Jessica said...

Deana I must be in heaven right now!! What a stunning dish!! The colors, the combination, the photo, the flavors... everything is so perfect. Well done, as usual!

Sarah said...

Your food looks absolutely amazing. I can only dream of making a meal like this until the Farmer's Market is over. I am craving creative cookery at the moment. Love the risotto ideas.

tasteofbeirut said...

First of all, want to try your pasta recipe; sounds exquisite. This chef looks great and his achievements are very impressive, why a French name for an italian restaurant I wonder. The austere decor is too austere, albeit tasteful, for my tastes, but I am sure the food is spectacular, that smoked pasta thing sounds surreal.

Unknown said...

What gorgeous photo's of the dish, I love the flower and your choice of plate too! Beautiful

Bren @ Flanboyant Eats™ said...

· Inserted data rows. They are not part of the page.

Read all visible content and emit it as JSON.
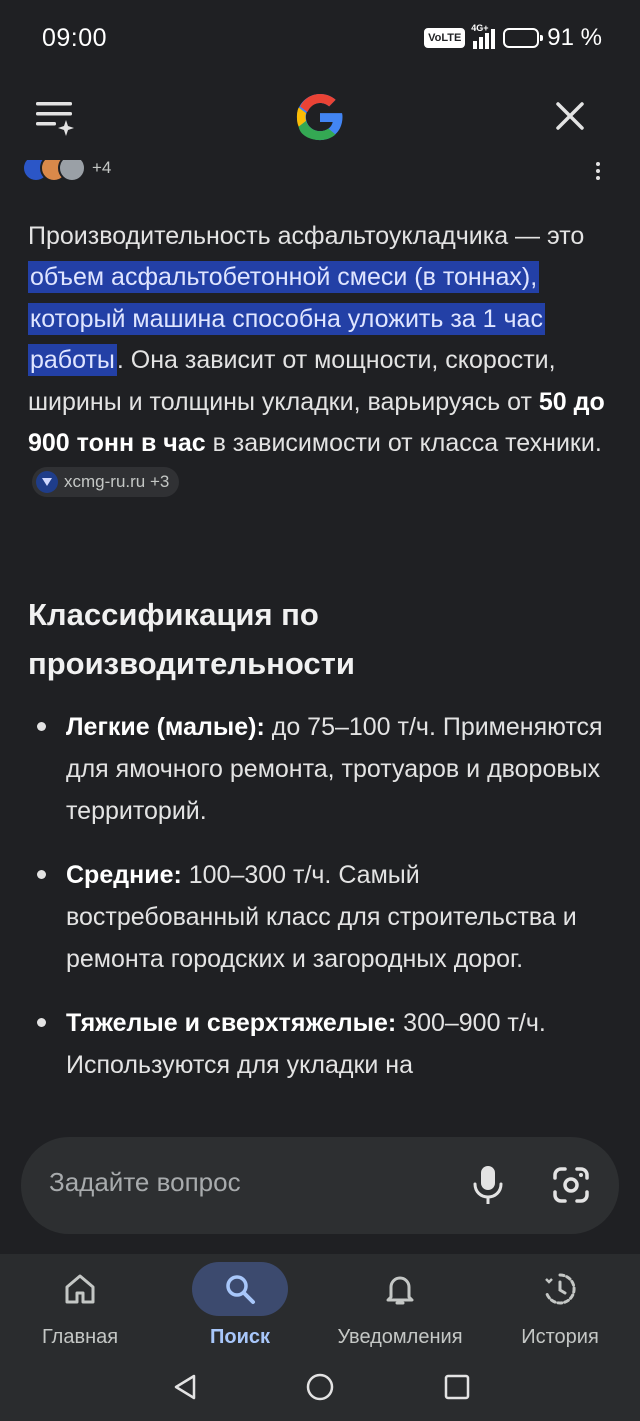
{
  "status": {
    "time": "09:00",
    "volte": "VoLTE",
    "network": "4G+",
    "battery": "91 %",
    "battery_level": 0.91
  },
  "sources": {
    "more": "+4"
  },
  "answer": {
    "p1": "Производительность асфальтоукладчика — это ",
    "highlight": "объем асфальтобетонной смеси (в тоннах), который машина способна уложить за 1 час работы",
    "p2": ". Она зависит от мощности, скорости, ширины и толщины укладки, варьируясь от ",
    "bold": "50 до 900 тонн в час",
    "p3": " в зависимости от класса техники.",
    "chip": "xcmg-ru.ru +3"
  },
  "section": {
    "heading": "Классификация по производительности",
    "items": [
      {
        "term": "Легкие (малые):",
        "text": " до 75–100 т/ч. Применяются для ямочного ремонта, тротуаров и дворовых территорий."
      },
      {
        "term": "Средние:",
        "text": " 100–300 т/ч. Самый востребованный класс для строительства и ремонта городских и загородных дорог."
      },
      {
        "term": "Тяжелые и сверхтяжелые:",
        "text": " 300–900 т/ч. Используются для укладки на"
      }
    ]
  },
  "ask": {
    "placeholder": "Задайте вопрос"
  },
  "nav": {
    "home": "Главная",
    "search": "Поиск",
    "notifications": "Уведомления",
    "history": "История"
  },
  "colors": {
    "background": "#1f2023",
    "highlight": "#2340a6",
    "accent": "#a8c7fa"
  }
}
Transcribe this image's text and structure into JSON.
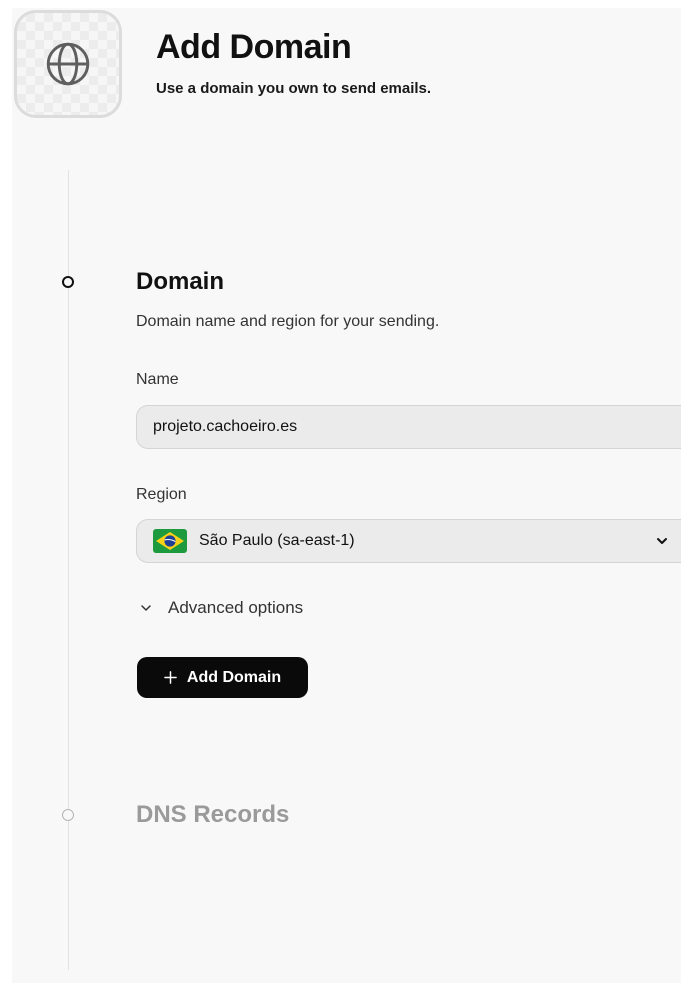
{
  "header": {
    "title": "Add Domain",
    "subtitle": "Use a domain you own to send emails.",
    "icon": "globe-icon"
  },
  "steps": [
    {
      "title": "Domain",
      "description": "Domain name and region for your sending.",
      "state": "active"
    },
    {
      "title": "DNS Records",
      "state": "inactive"
    }
  ],
  "form": {
    "name_label": "Name",
    "name_value": "projeto.cachoeiro.es",
    "region_label": "Region",
    "region_value": "São Paulo (sa-east-1)",
    "region_flag": "brazil-flag-icon",
    "advanced_label": "Advanced options",
    "submit_label": "Add Domain"
  },
  "colors": {
    "button_bg": "#0a0a0a",
    "button_text": "#ffffff",
    "inactive_text": "#9a9a9a",
    "field_bg": "#ebebeb"
  }
}
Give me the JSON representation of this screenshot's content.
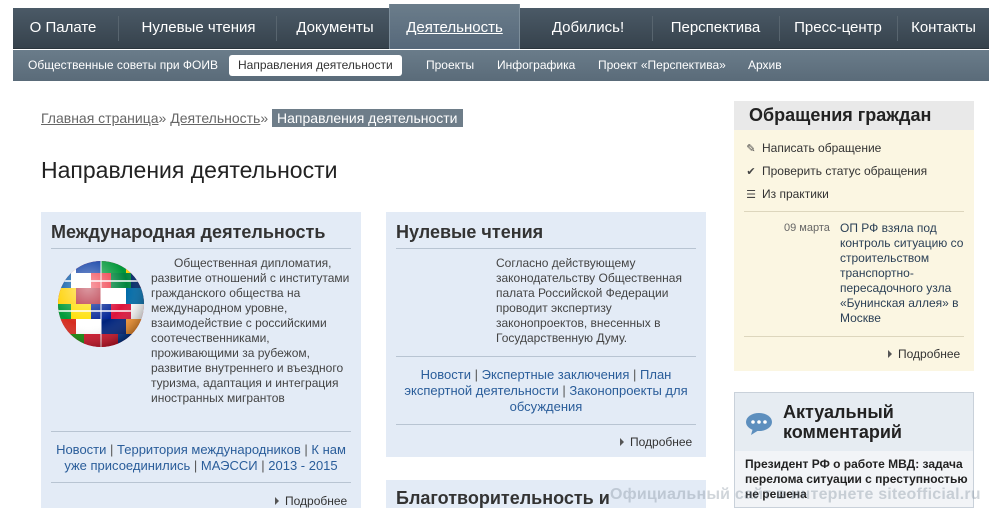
{
  "topnav": {
    "items": [
      {
        "label": "О Палате"
      },
      {
        "label": "Нулевые чтения"
      },
      {
        "label": "Документы"
      },
      {
        "label": "Деятельность",
        "active": true
      },
      {
        "label": "Добились!"
      },
      {
        "label": "Перспектива"
      },
      {
        "label": "Пресс-центр"
      },
      {
        "label": "Контакты"
      }
    ]
  },
  "subnav": {
    "items": [
      {
        "label": "Общественные советы при ФОИВ"
      },
      {
        "label": "Направления деятельности",
        "active": true
      },
      {
        "label": "Проекты"
      },
      {
        "label": "Инфографика"
      },
      {
        "label": "Проект «Перспектива»"
      },
      {
        "label": "Архив"
      }
    ]
  },
  "breadcrumb": {
    "home": "Главная страница",
    "sep1": "»",
    "section": "Деятельность",
    "sep2": "»",
    "current": "Направления деятельности"
  },
  "page_title": "Направления деятельности",
  "cards": {
    "international": {
      "title": "Международная деятельность",
      "text": "Общественная дипломатия, развитие отношений с институтами гражданского общества на международном уровне, взаимодействие с российскими соотечественниками, проживающими за рубежом, развитие внутреннего и въездного туризма, адаптация и интеграция иностранных мигрантов",
      "links": [
        "Новости",
        "Территория международников",
        "К нам уже присоединились",
        "МАЭССИ",
        "2013 - 2015"
      ],
      "separator": "|",
      "more": "Подробнее"
    },
    "zero_readings": {
      "title": "Нулевые чтения",
      "text": "Согласно действующему законодательству Общественная палата Российской Федерации проводит экспертизу законопроектов, внесенных в Государственную Думу.",
      "links": [
        "Новости",
        "Экспертные заключения",
        "План экспертной деятельности",
        "Законопроекты для обсуждения"
      ],
      "separator": "|",
      "more": "Подробнее"
    },
    "charity": {
      "title": "Благотворительность и"
    }
  },
  "sidebar": {
    "appeals": {
      "title": "Обращения граждан",
      "links": [
        {
          "label": "Написать обращение",
          "icon": "pencil-icon"
        },
        {
          "label": "Проверить статус обращения",
          "icon": "check-icon"
        },
        {
          "label": "Из практики",
          "icon": "list-icon"
        }
      ],
      "news": {
        "date": "09 марта",
        "text": "ОП РФ взяла под контроль ситуацию со строительством транспортно-пересадочного узла «Бунинская аллея» в Москве"
      },
      "more": "Подробнее"
    },
    "comment": {
      "title_line1": "Актуальный",
      "title_line2": "комментарий",
      "icon": "speech-bubble-icon",
      "text": "Президент РФ о работе МВД: задача перелома ситуации с преступностью не решена"
    }
  },
  "watermark": "Официальный сайт в интернете siteofficial.ru",
  "colors": {
    "topnav": "#3f4c57",
    "subnav": "#62737f",
    "card_bg": "#e3ebf6",
    "appeals_bg": "#fbf6e2",
    "link": "#2a5d9a"
  }
}
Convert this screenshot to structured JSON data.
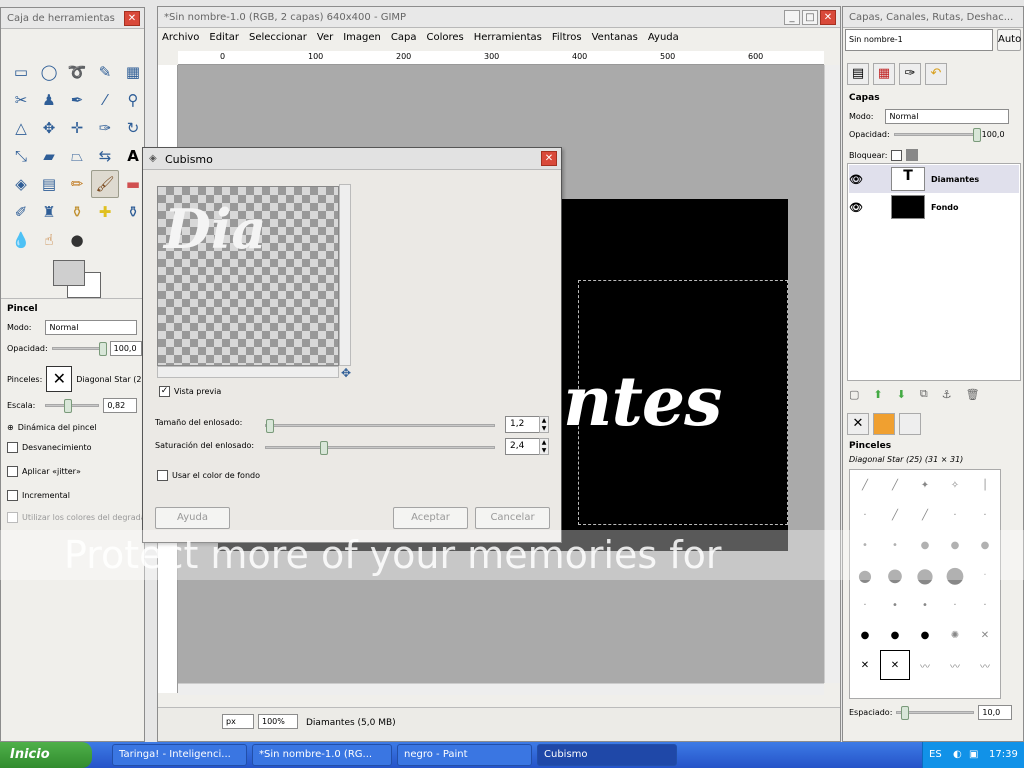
{
  "toolbox": {
    "title": "Caja de herramientas",
    "tool_icons": [
      "rect-select-icon",
      "ellipse-select-icon",
      "lasso-icon",
      "fuzzy-select-icon",
      "by-color-select-icon",
      "scissors-icon",
      "foreground-select-icon",
      "paths-icon",
      "color-picker-icon",
      "zoom-icon",
      "measure-icon",
      "move-icon",
      "align-icon",
      "crop-icon",
      "rotate-icon",
      "scale-icon",
      "shear-icon",
      "perspective-icon",
      "flip-icon",
      "text-icon",
      "bucket-fill-icon",
      "blend-icon",
      "pencil-icon",
      "paintbrush-icon",
      "eraser-icon",
      "airbrush-icon",
      "ink-icon",
      "clone-icon",
      "heal-icon",
      "perspective-clone-icon",
      "blur-icon",
      "smudge-icon",
      "dodge-icon"
    ],
    "pincel": {
      "title": "Pincel",
      "mode_label": "Modo:",
      "mode_value": "Normal",
      "opacity_label": "Opacidad:",
      "opacity_value": "100,0",
      "opacity_fraction": 1.0,
      "brushes_label": "Pinceles:",
      "brush_value": "Diagonal Star (2",
      "scale_label": "Escala:",
      "scale_value": "0,82",
      "dynamics_label": "Dinámica del pincel",
      "fade_label": "Desvanecimiento",
      "jitter_label": "Aplicar «jitter»",
      "incremental_label": "Incremental",
      "gradient_label": "Utilizar los colores del degradad"
    }
  },
  "main": {
    "title": "*Sin nombre-1.0 (RGB, 2 capas) 640x400 - GIMP",
    "menu": [
      "Archivo",
      "Editar",
      "Seleccionar",
      "Ver",
      "Imagen",
      "Capa",
      "Colores",
      "Herramientas",
      "Filtros",
      "Ventanas",
      "Ayuda"
    ],
    "ruler_ticks": [
      "0",
      "100",
      "200",
      "300",
      "400",
      "500",
      "600"
    ],
    "canvas_text": "ntes",
    "unit": "px",
    "zoom": "100%",
    "status": "Diamantes (5,0 MB)"
  },
  "dock": {
    "title": "Capas, Canales, Rutas, Deshac...",
    "image_select": "Sin nombre-1",
    "auto_label": "Auto",
    "layers_title": "Capas",
    "mode_label": "Modo:",
    "mode_value": "Normal",
    "opacity_label": "Opacidad:",
    "opacity_value": "100,0",
    "lock_label": "Bloquear:",
    "layers": [
      {
        "name": "Diamantes"
      },
      {
        "name": "Fondo"
      }
    ],
    "brushes_title": "Pinceles",
    "brush_info": "Diagonal Star (25) (31 × 31)",
    "spacing_label": "Espaciado:",
    "spacing_value": "10,0"
  },
  "dialog": {
    "title": "Cubismo",
    "preview_text": "Dia",
    "preview_label": "Vista previa",
    "preview_checked": true,
    "tile_size_label": "Tamaño del enlosado:",
    "tile_size_value": "1,2",
    "tile_sat_label": "Saturación del enlosado:",
    "tile_sat_value": "2,4",
    "bg_color_label": "Usar el color de fondo",
    "help_button": "Ayuda",
    "ok_button": "Aceptar",
    "cancel_button": "Cancelar"
  },
  "watermark": "Protect more of your memories for",
  "taskbar": {
    "start": "Inicio",
    "tasks": [
      "Taringa! - Inteligenci...",
      "*Sin nombre-1.0 (RG...",
      "negro - Paint",
      "Cubismo"
    ],
    "lang": "ES",
    "time": "17:39"
  }
}
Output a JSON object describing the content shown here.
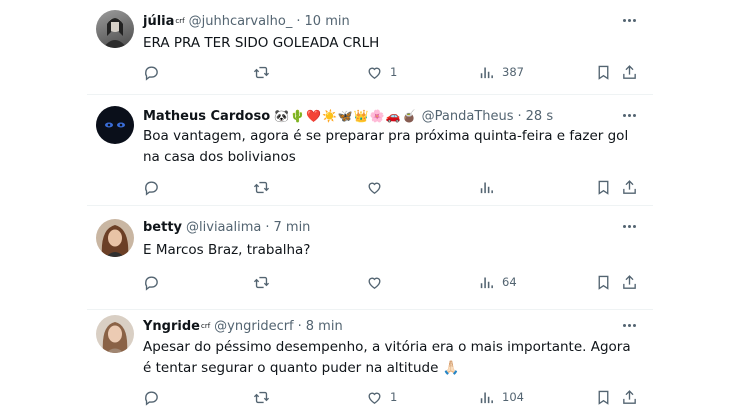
{
  "tweets": [
    {
      "name": "júlia",
      "badge": "crf",
      "handle": "@juhhcarvalho_",
      "time": "10 min",
      "emojis": "",
      "text": "ERA PRA TER SIDO GOLEADA CRLH",
      "likes": "1",
      "views": "387",
      "avatar_color": "#6b6b6b"
    },
    {
      "name": "Matheus Cardoso",
      "badge": "",
      "handle": "@PandaTheus",
      "time": "28 s",
      "emojis": "🐼🌵❤️☀️🦋👑🌸🚗🧉",
      "text": "Boa vantagem, agora é se preparar pra próxima quinta-feira e fazer gol na casa dos bolivianos",
      "likes": "",
      "views": "",
      "avatar_color": "#0a0f1a"
    },
    {
      "name": "betty",
      "badge": "",
      "handle": "@liviaalima",
      "time": "7 min",
      "emojis": "",
      "text": "E Marcos Braz, trabalha?",
      "likes": "",
      "views": "64",
      "avatar_color": "#8a6a52"
    },
    {
      "name": "Yngride",
      "badge": "crf",
      "handle": "@yngridecrf",
      "time": "8 min",
      "emojis": "",
      "text": "Apesar do péssimo desempenho, a vitória era o mais importante. Agora é tentar segurar o quanto puder na altitude 🙏🏻",
      "likes": "1",
      "views": "104",
      "avatar_color": "#b09a86"
    }
  ],
  "icons": {
    "reply": "reply-icon",
    "retweet": "retweet-icon",
    "like": "heart-icon",
    "views": "views-icon",
    "bookmark": "bookmark-icon",
    "share": "share-icon",
    "more": "more-icon"
  },
  "colors": {
    "text": "#0f1419",
    "secondary": "#536471",
    "divider": "#eff3f4"
  }
}
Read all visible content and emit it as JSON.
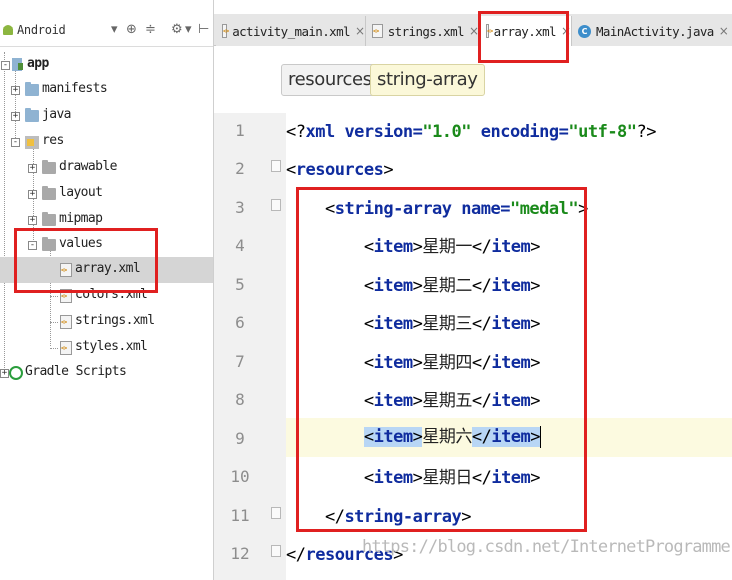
{
  "project_panel": {
    "view_selector": "Android",
    "tree": [
      {
        "label": "app",
        "bold": true
      },
      {
        "label": "manifests"
      },
      {
        "label": "java"
      },
      {
        "label": "res"
      },
      {
        "label": "drawable"
      },
      {
        "label": "layout"
      },
      {
        "label": "mipmap"
      },
      {
        "label": "values"
      },
      {
        "label": "array.xml"
      },
      {
        "label": "colors.xml"
      },
      {
        "label": "strings.xml"
      },
      {
        "label": "styles.xml"
      },
      {
        "label": "Gradle Scripts"
      }
    ]
  },
  "editor": {
    "tabs": [
      {
        "label": "activity_main.xml",
        "close": "×"
      },
      {
        "label": "strings.xml",
        "close": "×"
      },
      {
        "label": "array.xml",
        "close": "×",
        "active": true
      },
      {
        "label": "MainActivity.java",
        "close": "×"
      }
    ],
    "breadcrumb": [
      "resources",
      "string-array"
    ],
    "line_numbers": [
      "1",
      "2",
      "3",
      "4",
      "5",
      "6",
      "7",
      "8",
      "9",
      "10",
      "11",
      "12"
    ],
    "code": {
      "l1_open": "<?",
      "l1_xml": "xml",
      "l1_version_attr": " version=",
      "l1_version_val": "\"1.0\"",
      "l1_encoding_attr": " encoding=",
      "l1_encoding_val": "\"utf-8\"",
      "l1_close": "?>",
      "resources_tag": "resources",
      "string_array_tag": "string-array",
      "name_attr": " name=",
      "name_val": "\"medal\"",
      "item_tag": "item",
      "items": [
        "星期一",
        "星期二",
        "星期三",
        "星期四",
        "星期五",
        "星期六",
        "星期日"
      ]
    }
  },
  "watermark": "https://blog.csdn.net/InternetProgrammers",
  "colors": {
    "annotation": "#e02020",
    "tag": "#0f2c9e",
    "value": "#1a8a1a",
    "selection": "#b8d6f5",
    "current_line": "#fcfae0"
  }
}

stunning dish and great intro to the chef. that risotto reminds me one decadent one I had in Monaco 2 years ago where it was topped with gold leaf. one of the most beautiful things i've seen! and it was that much better that I was in Monoco being served by the Executive Chef! ;)

indieperfumes said...

This is like a dream!

SavoringTime in the Kitchen said...

I am in love with your opening photo, Deana! What a gorgeous place. It would be wonderful it must be to dine at such a wonderful restaurant in those surroundings.

It would be wonderful to dine at your home too :) The ravioli sound delicious!

Laura@Silkroadgourmet said...

Hi Deana:

The ravioli look delicious!

I only looked at the first La Calandre tasting menu and it opened with Scallops with Crabapples and Celery Meringue - yum! The play of flavors is so special.

Somewhere around Pigeon with Wild Blackberries I had to stop reading - I just couldn't bear it anymore.

I will go back though.

Thanks for sharing.


Lori Lynn said...

Hi Deana -

I love how you call the cooking group a "society."
And that Massimilliano is a Mozart of the Stoves. Thanks for the introduction!

I need to come to your site when I have time, you always offer so much to savor.
Your dish is just delightful.

La Table De Nana said...

Can I say how gorgeous?

The colors..the ingredients..

I feel like making it now..
And I'd love to go back to Venice and drive an hour out of the way..
Look at the presentations:)

S Lloyd said...

Had a great meal there (savouries were so so, but wow..the rest was fantastic). My photo & text review:

Karina A. Fogliani-Ahmed said...

What is ww?